Now, don’t think for a second that I was demanding a dramatic shearing, all I was hoping for was a taming of the wild mane. Last weekend, with two sons in tow (appearance obsessed middle son had already gotten himself there a couple of weeks ago) we made our way downtown to Patsy’s for another go at a real haircut.
My pic from last week – same chairs, same tile…
Patsy’s is tucked around the corner on Howard Street between the Times Union Center and City Beer Hall and on a Saturday afternoon, parking was plentiful – a marked difference from the all chairs full scene inside Patsy’s. No worries, we found a couple of seats and waited less than 10 minutes to get the guys in chairs. Some observations from my vantage spot – super professional, meticulous barbers, most sporting full sleeve tattoos and/or groomed facial hair, taking their time with each individual client. It was a wonderful sight to behold and I wouldn’t have been opposed to spending the entire afternoon there, sipping self-serve cans of PBR and watching the men at work.

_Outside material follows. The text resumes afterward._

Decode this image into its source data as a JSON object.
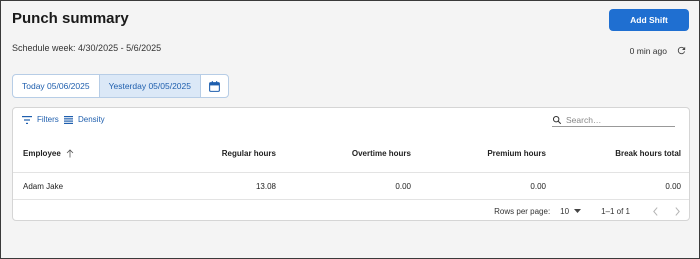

How did we fare? Quinn received a compromise haircut which left both of us satisfied – his mop was shaped and layered and now looks far more intentional than the mess he was sporting when we walked in the door. Liam, whom I think looks most handsome with short hair, got a fairly dramatic cut and neck shave, both of which he appreciated. Hair for hair, his cut was the more dramatic but Quinn’s trim and shape up definitely was an improvement. Two thumbs up for Patsy’s – our new go to place.